§ What you should do: Because only the text is wanted, repeat the records below exactly and omit the pictures.

(Stored items)
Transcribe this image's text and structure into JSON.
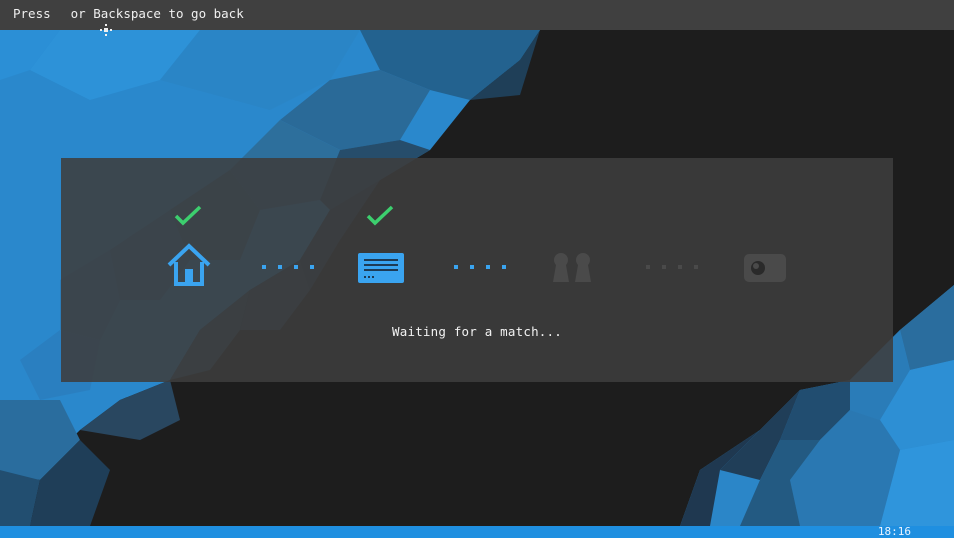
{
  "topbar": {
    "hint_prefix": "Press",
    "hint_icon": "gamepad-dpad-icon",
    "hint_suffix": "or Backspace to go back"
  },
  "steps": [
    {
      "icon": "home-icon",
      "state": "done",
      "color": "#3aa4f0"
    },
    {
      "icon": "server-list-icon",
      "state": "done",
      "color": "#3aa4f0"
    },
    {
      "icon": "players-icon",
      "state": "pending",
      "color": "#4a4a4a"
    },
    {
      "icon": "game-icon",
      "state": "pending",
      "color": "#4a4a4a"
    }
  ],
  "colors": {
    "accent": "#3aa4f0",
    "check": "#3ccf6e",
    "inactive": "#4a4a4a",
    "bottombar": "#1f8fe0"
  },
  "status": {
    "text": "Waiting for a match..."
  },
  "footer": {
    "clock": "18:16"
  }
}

§ Solution to this problem:
Transcribe this image's text and structure into JSON.
{
  "topbar": {
    "hint_prefix": "Press",
    "hint_icon": "gamepad-dpad-icon",
    "hint_suffix": "or Backspace to go back"
  },
  "steps": [
    {
      "icon": "home-icon",
      "state": "done",
      "color": "#3aa4f0"
    },
    {
      "icon": "server-list-icon",
      "state": "done",
      "color": "#3aa4f0"
    },
    {
      "icon": "players-icon",
      "state": "pending",
      "color": "#4a4a4a"
    },
    {
      "icon": "game-icon",
      "state": "pending",
      "color": "#4a4a4a"
    }
  ],
  "colors": {
    "accent": "#3aa4f0",
    "check": "#3ccf6e",
    "inactive": "#4a4a4a",
    "bottombar": "#1f8fe0"
  },
  "status": {
    "text": "Waiting for a match..."
  },
  "footer": {
    "clock": "18:16"
  }
}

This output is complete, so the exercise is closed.